» EXERCISE GOAL
The complete set of records below must be repeated precisely as given.

-=-=-=-=-

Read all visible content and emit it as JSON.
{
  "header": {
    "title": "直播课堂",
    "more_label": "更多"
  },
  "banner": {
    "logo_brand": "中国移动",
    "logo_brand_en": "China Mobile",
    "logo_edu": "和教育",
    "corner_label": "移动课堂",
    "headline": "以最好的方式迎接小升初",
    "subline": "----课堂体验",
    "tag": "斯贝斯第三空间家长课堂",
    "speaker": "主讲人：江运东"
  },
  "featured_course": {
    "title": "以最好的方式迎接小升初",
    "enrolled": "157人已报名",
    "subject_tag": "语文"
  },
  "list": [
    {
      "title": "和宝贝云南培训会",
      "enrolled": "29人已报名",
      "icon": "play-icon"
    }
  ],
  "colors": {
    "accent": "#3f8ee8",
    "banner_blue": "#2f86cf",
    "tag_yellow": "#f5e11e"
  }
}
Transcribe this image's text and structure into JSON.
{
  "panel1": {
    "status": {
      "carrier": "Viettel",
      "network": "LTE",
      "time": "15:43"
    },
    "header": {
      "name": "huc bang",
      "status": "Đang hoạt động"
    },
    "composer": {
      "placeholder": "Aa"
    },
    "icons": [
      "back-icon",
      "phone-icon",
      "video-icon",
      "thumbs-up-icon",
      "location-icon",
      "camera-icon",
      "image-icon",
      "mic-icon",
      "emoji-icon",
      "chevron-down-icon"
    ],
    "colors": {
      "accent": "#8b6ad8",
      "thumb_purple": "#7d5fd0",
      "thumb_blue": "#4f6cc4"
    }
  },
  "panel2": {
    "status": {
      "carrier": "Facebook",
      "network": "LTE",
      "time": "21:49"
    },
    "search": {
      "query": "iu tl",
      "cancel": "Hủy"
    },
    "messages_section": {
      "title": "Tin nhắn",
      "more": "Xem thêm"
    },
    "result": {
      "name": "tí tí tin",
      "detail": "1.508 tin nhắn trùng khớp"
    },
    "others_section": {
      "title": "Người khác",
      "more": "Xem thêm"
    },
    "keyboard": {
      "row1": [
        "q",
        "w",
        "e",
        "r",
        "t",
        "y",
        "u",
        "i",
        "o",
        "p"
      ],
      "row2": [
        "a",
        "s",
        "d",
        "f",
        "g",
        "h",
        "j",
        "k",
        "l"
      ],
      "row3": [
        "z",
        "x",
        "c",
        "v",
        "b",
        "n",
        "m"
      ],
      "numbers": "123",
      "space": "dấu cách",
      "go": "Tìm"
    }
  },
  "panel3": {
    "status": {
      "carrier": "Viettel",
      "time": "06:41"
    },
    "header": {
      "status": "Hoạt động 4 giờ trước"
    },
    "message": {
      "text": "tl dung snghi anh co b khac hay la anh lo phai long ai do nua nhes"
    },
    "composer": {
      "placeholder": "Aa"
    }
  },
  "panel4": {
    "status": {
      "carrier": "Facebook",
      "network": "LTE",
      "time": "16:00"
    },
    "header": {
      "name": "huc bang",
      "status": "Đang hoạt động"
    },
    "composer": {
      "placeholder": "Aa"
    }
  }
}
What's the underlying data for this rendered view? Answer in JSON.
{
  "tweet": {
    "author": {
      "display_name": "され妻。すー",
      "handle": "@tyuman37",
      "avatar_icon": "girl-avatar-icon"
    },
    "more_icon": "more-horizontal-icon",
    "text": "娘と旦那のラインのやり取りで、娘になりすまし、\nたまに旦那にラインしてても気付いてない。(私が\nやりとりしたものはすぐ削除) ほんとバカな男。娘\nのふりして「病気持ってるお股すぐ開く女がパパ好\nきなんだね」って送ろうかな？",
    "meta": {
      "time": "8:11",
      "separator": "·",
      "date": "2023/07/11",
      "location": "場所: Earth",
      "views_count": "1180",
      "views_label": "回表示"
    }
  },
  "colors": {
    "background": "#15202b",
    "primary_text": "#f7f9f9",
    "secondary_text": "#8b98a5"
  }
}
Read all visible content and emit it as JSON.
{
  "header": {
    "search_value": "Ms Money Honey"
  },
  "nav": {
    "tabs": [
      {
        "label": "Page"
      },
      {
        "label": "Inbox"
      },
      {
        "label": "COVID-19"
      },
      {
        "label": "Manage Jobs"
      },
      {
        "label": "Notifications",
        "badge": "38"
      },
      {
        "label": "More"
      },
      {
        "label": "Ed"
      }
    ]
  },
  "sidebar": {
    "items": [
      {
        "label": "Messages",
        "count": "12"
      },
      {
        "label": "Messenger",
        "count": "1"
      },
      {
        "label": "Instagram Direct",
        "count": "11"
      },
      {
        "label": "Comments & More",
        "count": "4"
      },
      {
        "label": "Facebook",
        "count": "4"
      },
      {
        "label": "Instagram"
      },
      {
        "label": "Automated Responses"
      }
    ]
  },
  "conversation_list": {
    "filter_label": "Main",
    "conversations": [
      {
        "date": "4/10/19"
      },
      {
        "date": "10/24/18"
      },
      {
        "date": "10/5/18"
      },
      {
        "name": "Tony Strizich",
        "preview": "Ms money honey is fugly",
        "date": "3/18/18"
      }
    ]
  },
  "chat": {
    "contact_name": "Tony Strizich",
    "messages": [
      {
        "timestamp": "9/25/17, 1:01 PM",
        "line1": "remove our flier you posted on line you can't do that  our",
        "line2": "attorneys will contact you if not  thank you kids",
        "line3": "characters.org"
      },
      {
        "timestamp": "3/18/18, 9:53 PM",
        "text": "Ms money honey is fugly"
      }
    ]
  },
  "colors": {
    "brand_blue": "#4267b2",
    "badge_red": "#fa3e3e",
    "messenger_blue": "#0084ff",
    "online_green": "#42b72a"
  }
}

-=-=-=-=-

» TASK ANSWER
Read all visible content and emit it as JSON.
{
  "header": {
    "title": "直播课堂",
    "more_label": "更多"
  },
  "banner": {
    "logo_brand": "中国移动",
    "logo_brand_en": "China Mobile",
    "logo_edu": "和教育",
    "corner_label": "移动课堂",
    "headline": "以最好的方式迎接小升初",
    "subline": "----课堂体验",
    "tag": "斯贝斯第三空间家长课堂",
    "speaker": "主讲人：江运东"
  },
  "featured_course": {
    "title": "以最好的方式迎接小升初",
    "enrolled": "157人已报名",
    "subject_tag": "语文"
  },
  "list": [
    {
      "title": "和宝贝云南培训会",
      "enrolled": "29人已报名",
      "icon": "play-icon"
    }
  ],
  "colors": {
    "accent": "#3f8ee8",
    "banner_blue": "#2f86cf",
    "tag_yellow": "#f5e11e"
  }
}
Transcribe this image's text and structure into JSON.
{
  "panel1": {
    "status": {
      "carrier": "Viettel",
      "network": "LTE",
      "time": "15:43"
    },
    "header": {
      "name": "huc bang",
      "status": "Đang hoạt động"
    },
    "composer": {
      "placeholder": "Aa"
    },
    "icons": [
      "back-icon",
      "phone-icon",
      "video-icon",
      "thumbs-up-icon",
      "location-icon",
      "camera-icon",
      "image-icon",
      "mic-icon",
      "emoji-icon",
      "chevron-down-icon"
    ],
    "colors": {
      "accent": "#8b6ad8",
      "thumb_purple": "#7d5fd0",
      "thumb_blue": "#4f6cc4"
    }
  },
  "panel2": {
    "status": {
      "carrier": "Facebook",
      "network": "LTE",
      "time": "21:49"
    },
    "search": {
      "query": "iu tl",
      "cancel": "Hủy"
    },
    "messages_section": {
      "title": "Tin nhắn",
      "more": "Xem thêm"
    },
    "result": {
      "name": "tí tí tin",
      "detail": "1.508 tin nhắn trùng khớp"
    },
    "others_section": {
      "title": "Người khác",
      "more": "Xem thêm"
    },
    "keyboard": {
      "row1": [
        "q",
        "w",
        "e",
        "r",
        "t",
        "y",
        "u",
        "i",
        "o",
        "p"
      ],
      "row2": [
        "a",
        "s",
        "d",
        "f",
        "g",
        "h",
        "j",
        "k",
        "l"
      ],
      "row3": [
        "z",
        "x",
        "c",
        "v",
        "b",
        "n",
        "m"
      ],
      "numbers": "123",
      "space": "dấu cách",
      "go": "Tìm"
    }
  },
  "panel3": {
    "status": {
      "carrier": "Viettel",
      "time": "06:41"
    },
    "header": {
      "status": "Hoạt động 4 giờ trước"
    },
    "message": {
      "text": "tl dung snghi anh co b khac hay la anh lo phai long ai do nua nhes"
    },
    "composer": {
      "placeholder": "Aa"
    }
  },
  "panel4": {
    "status": {
      "carrier": "Facebook",
      "network": "LTE",
      "time": "16:00"
    },
    "header": {
      "name": "huc bang",
      "status": "Đang hoạt động"
    },
    "composer": {
      "placeholder": "Aa"
    }
  }
}
What's the underlying data for this rendered view? Answer in JSON.
{
  "tweet": {
    "author": {
      "display_name": "され妻。すー",
      "handle": "@tyuman37",
      "avatar_icon": "girl-avatar-icon"
    },
    "more_icon": "more-horizontal-icon",
    "text": "娘と旦那のラインのやり取りで、娘になりすまし、\nたまに旦那にラインしてても気付いてない。(私が\nやりとりしたものはすぐ削除) ほんとバカな男。娘\nのふりして「病気持ってるお股すぐ開く女がパパ好\nきなんだね」って送ろうかな？",
    "meta": {
      "time": "8:11",
      "separator": "·",
      "date": "2023/07/11",
      "location": "場所: Earth",
      "views_count": "1180",
      "views_label": "回表示"
    }
  },
  "colors": {
    "background": "#15202b",
    "primary_text": "#f7f9f9",
    "secondary_text": "#8b98a5"
  }
}
Read all visible content and emit it as JSON.
{
  "header": {
    "search_value": "Ms Money Honey"
  },
  "nav": {
    "tabs": [
      {
        "label": "Page"
      },
      {
        "label": "Inbox"
      },
      {
        "label": "COVID-19"
      },
      {
        "label": "Manage Jobs"
      },
      {
        "label": "Notifications",
        "badge": "38"
      },
      {
        "label": "More"
      },
      {
        "label": "Ed"
      }
    ]
  },
  "sidebar": {
    "items": [
      {
        "label": "Messages",
        "count": "12"
      },
      {
        "label": "Messenger",
        "count": "1"
      },
      {
        "label": "Instagram Direct",
        "count": "11"
      },
      {
        "label": "Comments & More",
        "count": "4"
      },
      {
        "label": "Facebook",
        "count": "4"
      },
      {
        "label": "Instagram"
      },
      {
        "label": "Automated Responses"
      }
    ]
  },
  "conversation_list": {
    "filter_label": "Main",
    "conversations": [
      {
        "date": "4/10/19"
      },
      {
        "date": "10/24/18"
      },
      {
        "date": "10/5/18"
      },
      {
        "name": "Tony Strizich",
        "preview": "Ms money honey is fugly",
        "date": "3/18/18"
      }
    ]
  },
  "chat": {
    "contact_name": "Tony Strizich",
    "messages": [
      {
        "timestamp": "9/25/17, 1:01 PM",
        "line1": "remove our flier you posted on line you can't do that  our",
        "line2": "attorneys will contact you if not  thank you kids",
        "line3": "characters.org"
      },
      {
        "timestamp": "3/18/18, 9:53 PM",
        "text": "Ms money honey is fugly"
      }
    ]
  },
  "colors": {
    "brand_blue": "#4267b2",
    "badge_red": "#fa3e3e",
    "messenger_blue": "#0084ff",
    "online_green": "#42b72a"
  }
}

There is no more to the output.